[Supplied data]:
BEGIN
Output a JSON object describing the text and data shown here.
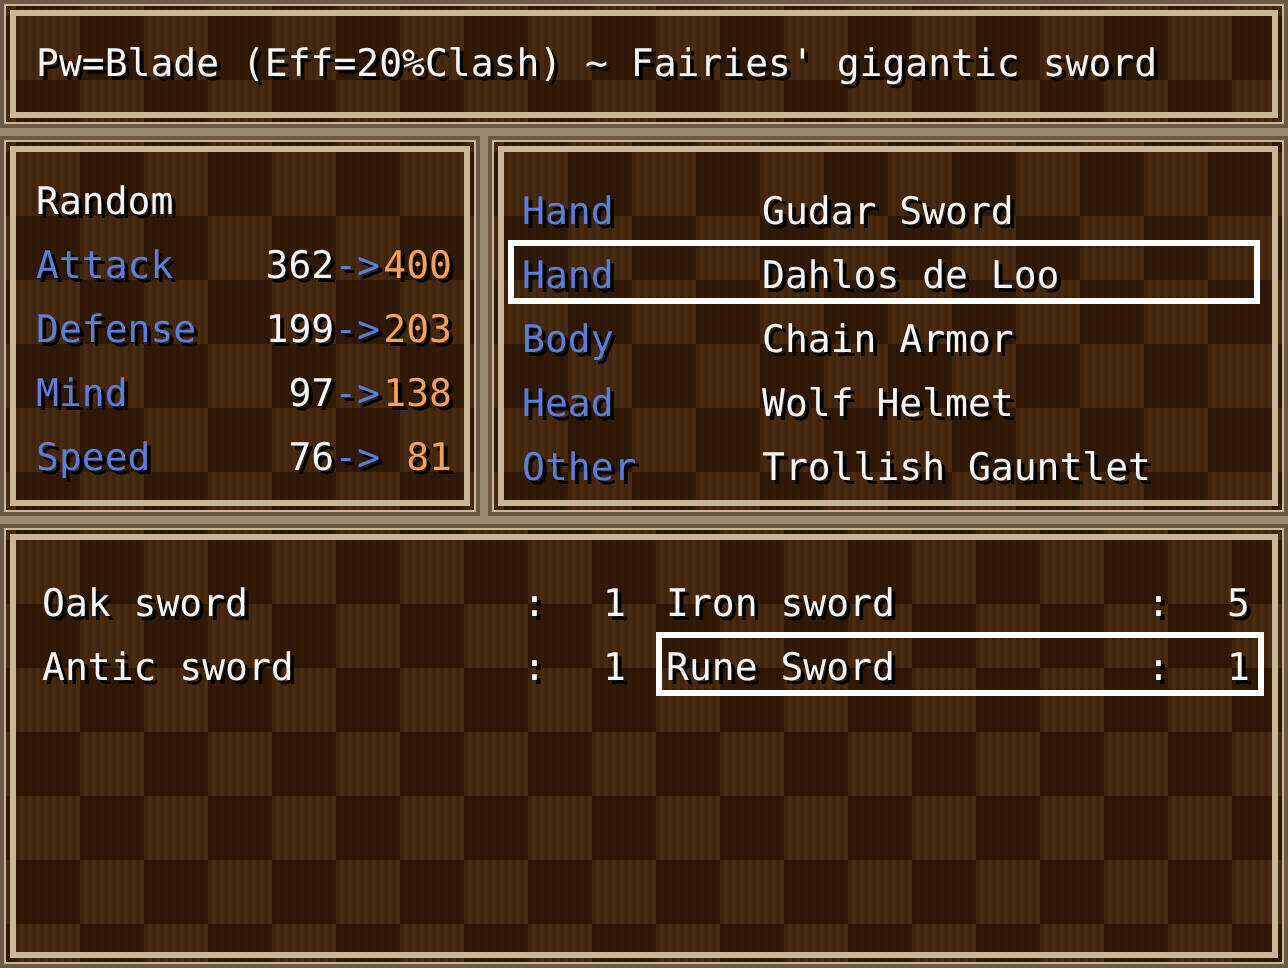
{
  "help": {
    "text": "Pw=Blade (Eff=20%Clash) ~ Fairies' gigantic sword"
  },
  "status": {
    "name": "Random",
    "stats": [
      {
        "label": "Attack",
        "current": "362",
        "arrow": "->",
        "new": "400"
      },
      {
        "label": "Defense",
        "current": "199",
        "arrow": "->",
        "new": "203"
      },
      {
        "label": "Mind",
        "current": "97",
        "arrow": "->",
        "new": "138"
      },
      {
        "label": "Speed",
        "current": "76",
        "arrow": "->",
        "new": "81"
      }
    ]
  },
  "equipment": [
    {
      "slot": "Hand",
      "item": "Gudar Sword",
      "selected": false
    },
    {
      "slot": "Hand",
      "item": "Dahlos de Loo",
      "selected": true
    },
    {
      "slot": "Body",
      "item": "Chain Armor",
      "selected": false
    },
    {
      "slot": "Head",
      "item": "Wolf Helmet",
      "selected": false
    },
    {
      "slot": "Other",
      "item": "Trollish Gauntlet",
      "selected": false
    }
  ],
  "items": [
    {
      "name": "Oak sword",
      "colon": ":",
      "count": "1",
      "selected": false
    },
    {
      "name": "Iron sword",
      "colon": ":",
      "count": "5",
      "selected": false
    },
    {
      "name": "Antic sword",
      "colon": ":",
      "count": "1",
      "selected": false
    },
    {
      "name": "Rune Sword",
      "colon": ":",
      "count": "1",
      "selected": true
    }
  ]
}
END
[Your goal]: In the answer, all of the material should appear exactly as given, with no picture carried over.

[Solution to the problem]:
Output a JSON object describing the text and data shown here.
{
  "help": {
    "text": "Pw=Blade (Eff=20%Clash) ~ Fairies' gigantic sword"
  },
  "status": {
    "name": "Random",
    "stats": [
      {
        "label": "Attack",
        "current": "362",
        "arrow": "->",
        "new": "400"
      },
      {
        "label": "Defense",
        "current": "199",
        "arrow": "->",
        "new": "203"
      },
      {
        "label": "Mind",
        "current": "97",
        "arrow": "->",
        "new": "138"
      },
      {
        "label": "Speed",
        "current": "76",
        "arrow": "->",
        "new": "81"
      }
    ]
  },
  "equipment": [
    {
      "slot": "Hand",
      "item": "Gudar Sword",
      "selected": false
    },
    {
      "slot": "Hand",
      "item": "Dahlos de Loo",
      "selected": true
    },
    {
      "slot": "Body",
      "item": "Chain Armor",
      "selected": false
    },
    {
      "slot": "Head",
      "item": "Wolf Helmet",
      "selected": false
    },
    {
      "slot": "Other",
      "item": "Trollish Gauntlet",
      "selected": false
    }
  ],
  "items": [
    {
      "name": "Oak sword",
      "colon": ":",
      "count": "1",
      "selected": false
    },
    {
      "name": "Iron sword",
      "colon": ":",
      "count": "5",
      "selected": false
    },
    {
      "name": "Antic sword",
      "colon": ":",
      "count": "1",
      "selected": false
    },
    {
      "name": "Rune Sword",
      "colon": ":",
      "count": "1",
      "selected": true
    }
  ]
}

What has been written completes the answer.